DATA UNDER STUDY START
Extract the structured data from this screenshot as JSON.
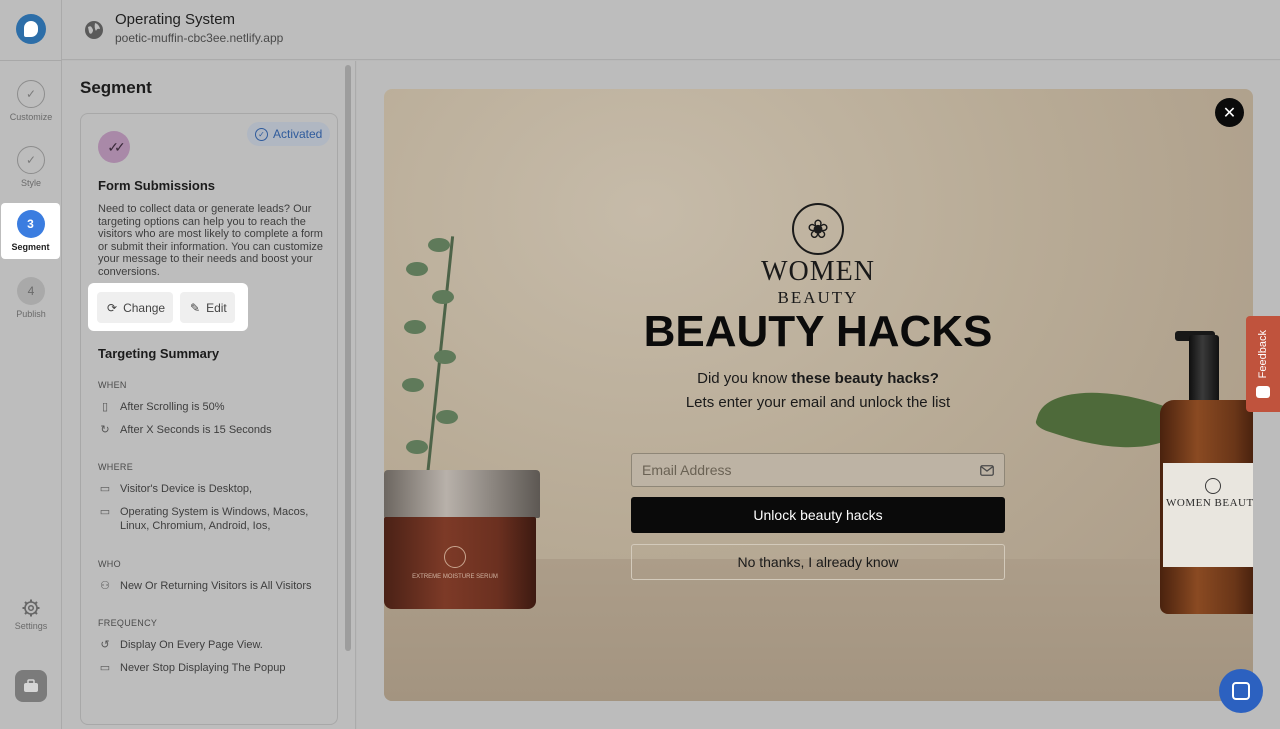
{
  "header": {
    "title": "Operating System",
    "url": "poetic-muffin-cbc3ee.netlify.app"
  },
  "rail": {
    "steps": [
      {
        "label": "Customize",
        "state": "done"
      },
      {
        "label": "Style",
        "state": "done"
      },
      {
        "number": "3",
        "label": "Segment",
        "state": "active"
      },
      {
        "number": "4",
        "label": "Publish",
        "state": "pending"
      }
    ],
    "settings_label": "Settings"
  },
  "panel": {
    "title": "Segment",
    "badge": "Activated",
    "segment_title": "Form Submissions",
    "segment_desc": "Need to collect data or generate leads? Our targeting options can help you to reach the visitors who are most likely to complete a form or submit their information. You can customize your message to their needs and boost your conversions.",
    "change_label": "Change",
    "edit_label": "Edit",
    "summary_title": "Targeting Summary",
    "sections": {
      "when": {
        "label": "WHEN",
        "rules": [
          "After Scrolling is 50%",
          "After X Seconds is 15 Seconds"
        ]
      },
      "where": {
        "label": "WHERE",
        "rules": [
          "Visitor's Device is Desktop,",
          "Operating System is Windows, Macos, Linux, Chromium, Android, Ios,"
        ]
      },
      "who": {
        "label": "WHO",
        "rules": [
          "New Or Returning Visitors is All Visitors"
        ]
      },
      "frequency": {
        "label": "FREQUENCY",
        "rules": [
          "Display On Every Page View.",
          "Never Stop Displaying The Popup"
        ]
      }
    }
  },
  "popup": {
    "brand_name": "WOMEN",
    "brand_sub": "BEAUTY",
    "headline": "BEAUTY HACKS",
    "sub1_prefix": "Did you know ",
    "sub1_bold": "these beauty hacks?",
    "sub2": "Lets enter your email and unlock the list",
    "email_placeholder": "Email Address",
    "unlock_label": "Unlock beauty hacks",
    "no_thanks_label": "No thanks, I already know",
    "jar_label": "EXTREME MOISTURE SERUM",
    "bottle_label": "WOMEN BEAUTY"
  },
  "feedback_label": "Feedback",
  "colors": {
    "accent": "#3b7de0",
    "feedback": "#c0533d",
    "chat": "#2c61c0"
  }
}
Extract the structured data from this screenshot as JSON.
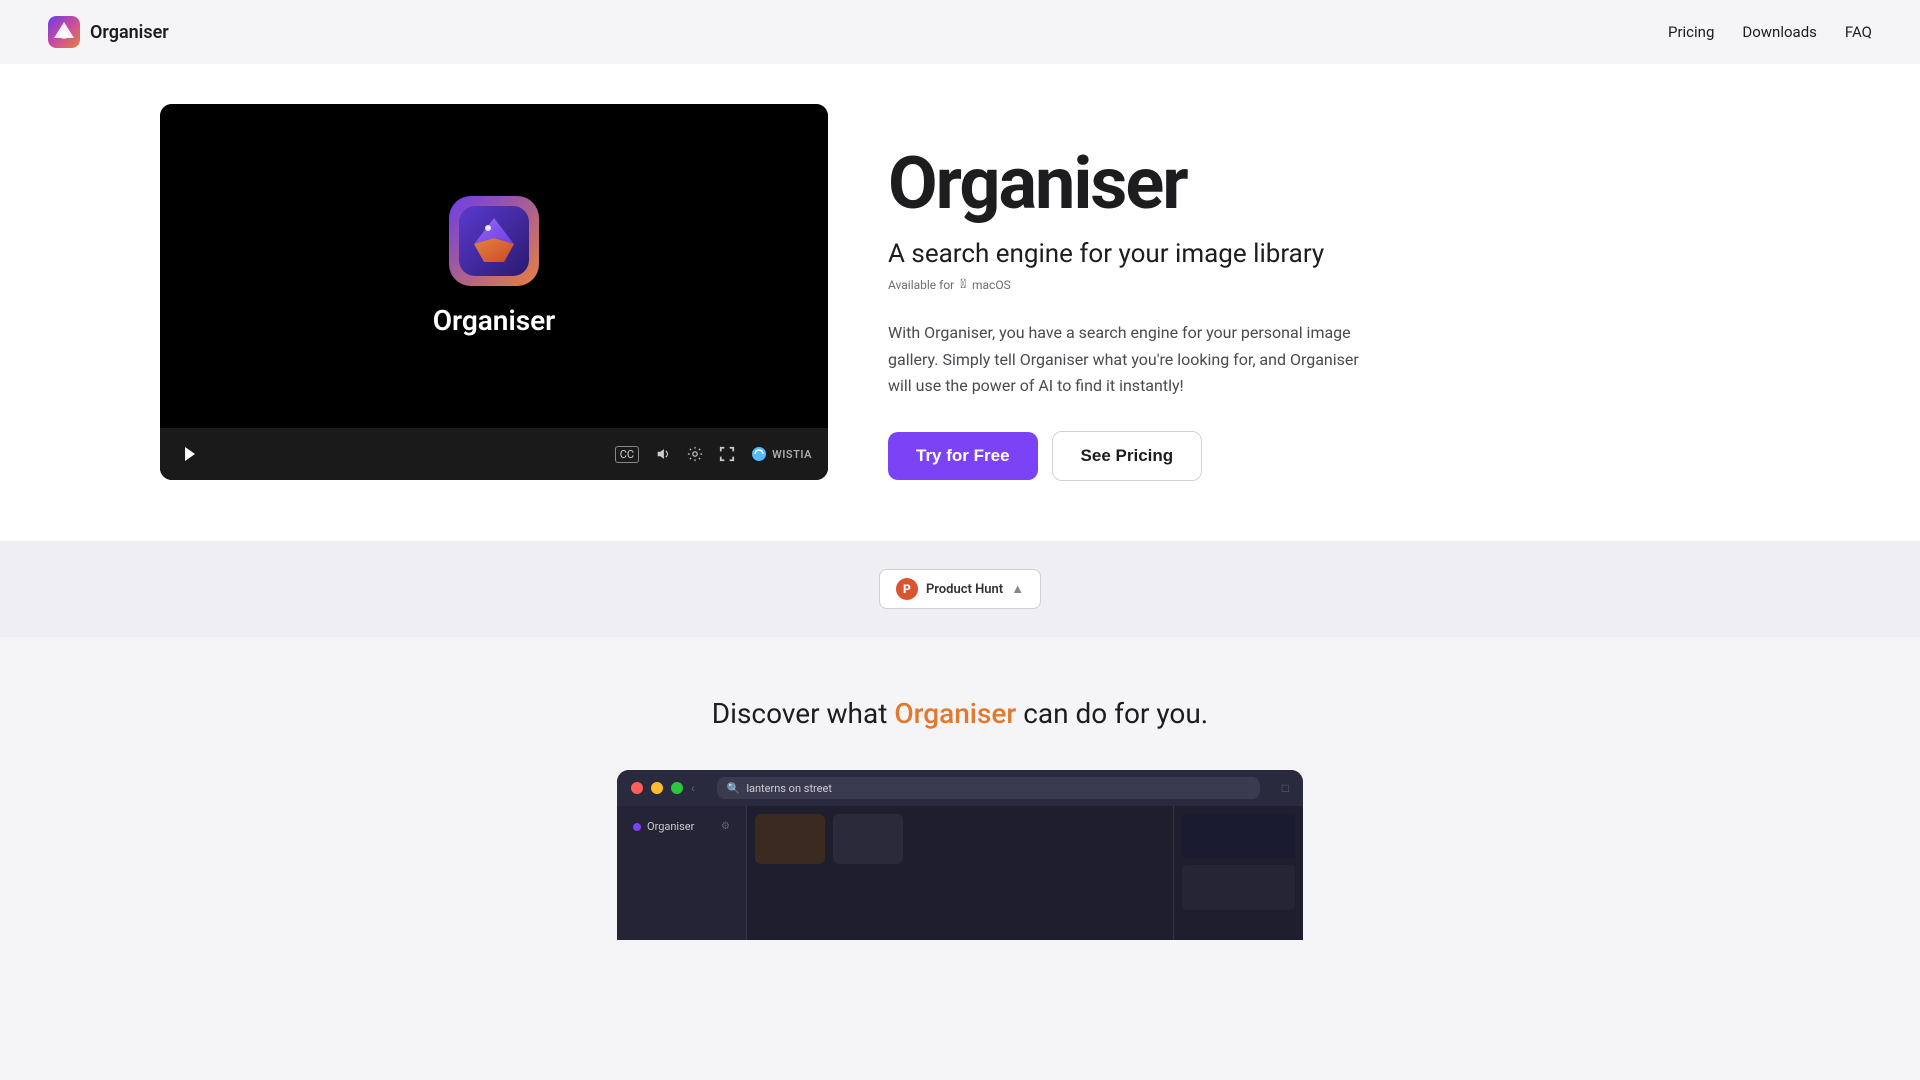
{
  "nav": {
    "brand": "Organiser",
    "links": [
      {
        "label": "Pricing",
        "href": "#"
      },
      {
        "label": "Downloads",
        "href": "#"
      },
      {
        "label": "FAQ",
        "href": "#"
      }
    ]
  },
  "hero": {
    "title": "Organiser",
    "subtitle": "A search engine for your image library",
    "available": "Available for",
    "platform": "macOS",
    "description": "With Organiser, you have a search engine for your personal image gallery. Simply tell Organiser what you're looking for, and Organiser will use the power of AI to find it instantly!",
    "cta_primary": "Try for Free",
    "cta_secondary": "See Pricing"
  },
  "video": {
    "app_name": "Organiser",
    "controls": {
      "cc": "CC",
      "volume": "🔊",
      "settings": "⚙",
      "fullscreen": "⛶",
      "wistia": "WISTIA"
    }
  },
  "product_hunt": {
    "label": "Product Hunt",
    "arrow": "▲"
  },
  "discover": {
    "prefix": "Discover what ",
    "brand": "Organiser",
    "suffix": " can do for you."
  },
  "app_demo": {
    "search_placeholder": "lanterns on street",
    "sidebar_item": "Organiser"
  },
  "colors": {
    "brand_orange": "#e07a2f",
    "brand_purple": "#7b42f6",
    "accent": "#da552f"
  }
}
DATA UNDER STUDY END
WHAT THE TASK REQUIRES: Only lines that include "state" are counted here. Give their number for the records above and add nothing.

FINISHED TASK: 4